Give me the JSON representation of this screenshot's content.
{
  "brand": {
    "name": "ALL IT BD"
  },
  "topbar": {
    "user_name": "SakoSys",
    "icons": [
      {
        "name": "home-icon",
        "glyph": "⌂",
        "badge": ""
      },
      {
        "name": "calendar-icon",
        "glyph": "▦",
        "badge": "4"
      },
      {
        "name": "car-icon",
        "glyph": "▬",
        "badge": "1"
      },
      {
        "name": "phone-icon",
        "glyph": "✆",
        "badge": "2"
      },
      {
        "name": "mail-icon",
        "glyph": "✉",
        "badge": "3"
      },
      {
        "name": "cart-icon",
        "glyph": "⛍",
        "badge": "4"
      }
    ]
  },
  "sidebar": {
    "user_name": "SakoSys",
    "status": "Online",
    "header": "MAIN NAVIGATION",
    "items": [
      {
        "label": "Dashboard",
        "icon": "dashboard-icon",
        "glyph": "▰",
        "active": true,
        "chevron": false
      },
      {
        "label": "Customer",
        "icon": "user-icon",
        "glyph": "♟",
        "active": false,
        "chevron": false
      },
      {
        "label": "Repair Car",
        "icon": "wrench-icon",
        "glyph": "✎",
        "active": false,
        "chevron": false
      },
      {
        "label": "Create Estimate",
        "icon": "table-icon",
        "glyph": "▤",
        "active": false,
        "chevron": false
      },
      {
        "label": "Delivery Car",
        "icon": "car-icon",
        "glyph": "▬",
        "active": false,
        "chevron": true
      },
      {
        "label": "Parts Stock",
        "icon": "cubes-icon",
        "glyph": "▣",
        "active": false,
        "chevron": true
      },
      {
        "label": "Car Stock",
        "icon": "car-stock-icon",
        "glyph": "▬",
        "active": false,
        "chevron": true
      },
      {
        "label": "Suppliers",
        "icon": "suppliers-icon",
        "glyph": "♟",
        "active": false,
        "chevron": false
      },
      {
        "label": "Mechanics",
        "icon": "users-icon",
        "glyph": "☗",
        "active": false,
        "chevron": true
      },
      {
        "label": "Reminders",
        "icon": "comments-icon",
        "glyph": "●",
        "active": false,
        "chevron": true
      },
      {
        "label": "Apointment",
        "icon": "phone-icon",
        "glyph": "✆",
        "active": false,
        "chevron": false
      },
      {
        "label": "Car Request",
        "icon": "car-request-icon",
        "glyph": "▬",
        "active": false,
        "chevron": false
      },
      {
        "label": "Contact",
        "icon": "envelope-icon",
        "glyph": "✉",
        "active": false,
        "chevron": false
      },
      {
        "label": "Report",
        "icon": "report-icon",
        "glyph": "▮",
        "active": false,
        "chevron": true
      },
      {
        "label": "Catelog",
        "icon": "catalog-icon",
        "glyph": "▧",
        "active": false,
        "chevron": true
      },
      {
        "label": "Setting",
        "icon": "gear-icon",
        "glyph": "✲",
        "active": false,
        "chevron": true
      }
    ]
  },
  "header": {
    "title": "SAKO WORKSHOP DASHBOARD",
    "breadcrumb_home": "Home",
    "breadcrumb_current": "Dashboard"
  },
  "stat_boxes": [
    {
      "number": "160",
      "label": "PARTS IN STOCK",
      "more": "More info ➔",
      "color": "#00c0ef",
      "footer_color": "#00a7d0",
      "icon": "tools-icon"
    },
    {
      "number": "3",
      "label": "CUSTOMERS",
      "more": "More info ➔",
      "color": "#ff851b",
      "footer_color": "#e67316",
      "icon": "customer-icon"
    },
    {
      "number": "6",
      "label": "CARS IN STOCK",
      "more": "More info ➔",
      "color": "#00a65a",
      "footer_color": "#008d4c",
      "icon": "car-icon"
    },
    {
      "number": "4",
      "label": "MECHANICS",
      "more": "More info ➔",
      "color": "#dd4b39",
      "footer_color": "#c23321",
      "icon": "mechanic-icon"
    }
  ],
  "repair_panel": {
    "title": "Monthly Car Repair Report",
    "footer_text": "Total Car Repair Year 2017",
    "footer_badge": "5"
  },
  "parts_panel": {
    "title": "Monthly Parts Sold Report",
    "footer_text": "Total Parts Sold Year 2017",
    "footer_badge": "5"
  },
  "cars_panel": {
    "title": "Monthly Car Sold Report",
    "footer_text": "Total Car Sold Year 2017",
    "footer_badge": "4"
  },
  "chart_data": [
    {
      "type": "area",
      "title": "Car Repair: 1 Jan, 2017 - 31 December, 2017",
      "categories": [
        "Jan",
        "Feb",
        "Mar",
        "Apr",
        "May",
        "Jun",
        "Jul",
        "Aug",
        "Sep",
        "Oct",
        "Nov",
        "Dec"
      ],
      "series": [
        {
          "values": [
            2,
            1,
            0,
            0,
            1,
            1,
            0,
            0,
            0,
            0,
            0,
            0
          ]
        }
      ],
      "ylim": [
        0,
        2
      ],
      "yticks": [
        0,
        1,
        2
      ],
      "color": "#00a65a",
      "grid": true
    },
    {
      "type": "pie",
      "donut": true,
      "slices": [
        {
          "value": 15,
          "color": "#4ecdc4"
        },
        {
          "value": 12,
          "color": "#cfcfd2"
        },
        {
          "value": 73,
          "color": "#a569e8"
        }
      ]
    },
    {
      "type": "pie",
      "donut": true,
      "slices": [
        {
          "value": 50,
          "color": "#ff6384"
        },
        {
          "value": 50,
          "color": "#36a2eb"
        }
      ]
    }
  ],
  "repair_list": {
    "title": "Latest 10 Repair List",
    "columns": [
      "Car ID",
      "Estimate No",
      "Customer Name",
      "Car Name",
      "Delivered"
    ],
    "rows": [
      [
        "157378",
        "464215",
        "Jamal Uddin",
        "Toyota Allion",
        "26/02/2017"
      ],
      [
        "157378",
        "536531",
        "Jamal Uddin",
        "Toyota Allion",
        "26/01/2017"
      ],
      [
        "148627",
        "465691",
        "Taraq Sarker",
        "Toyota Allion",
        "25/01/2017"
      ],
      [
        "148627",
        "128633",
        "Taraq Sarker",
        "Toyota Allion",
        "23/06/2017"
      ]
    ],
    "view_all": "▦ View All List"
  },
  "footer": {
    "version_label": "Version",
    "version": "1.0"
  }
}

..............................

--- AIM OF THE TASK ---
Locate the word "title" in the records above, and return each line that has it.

--- RESPONSE FOR THIS EXERCISE ---
    "title": "SAKO WORKSHOP DASHBOARD",
    "title": "Monthly Car Repair Report",
    "title": "Monthly Parts Sold Report",
    "title": "Monthly Car Sold Report",
      "title": "Car Repair: 1 Jan, 2017 - 31 December, 2017",
    "title": "Latest 10 Repair List",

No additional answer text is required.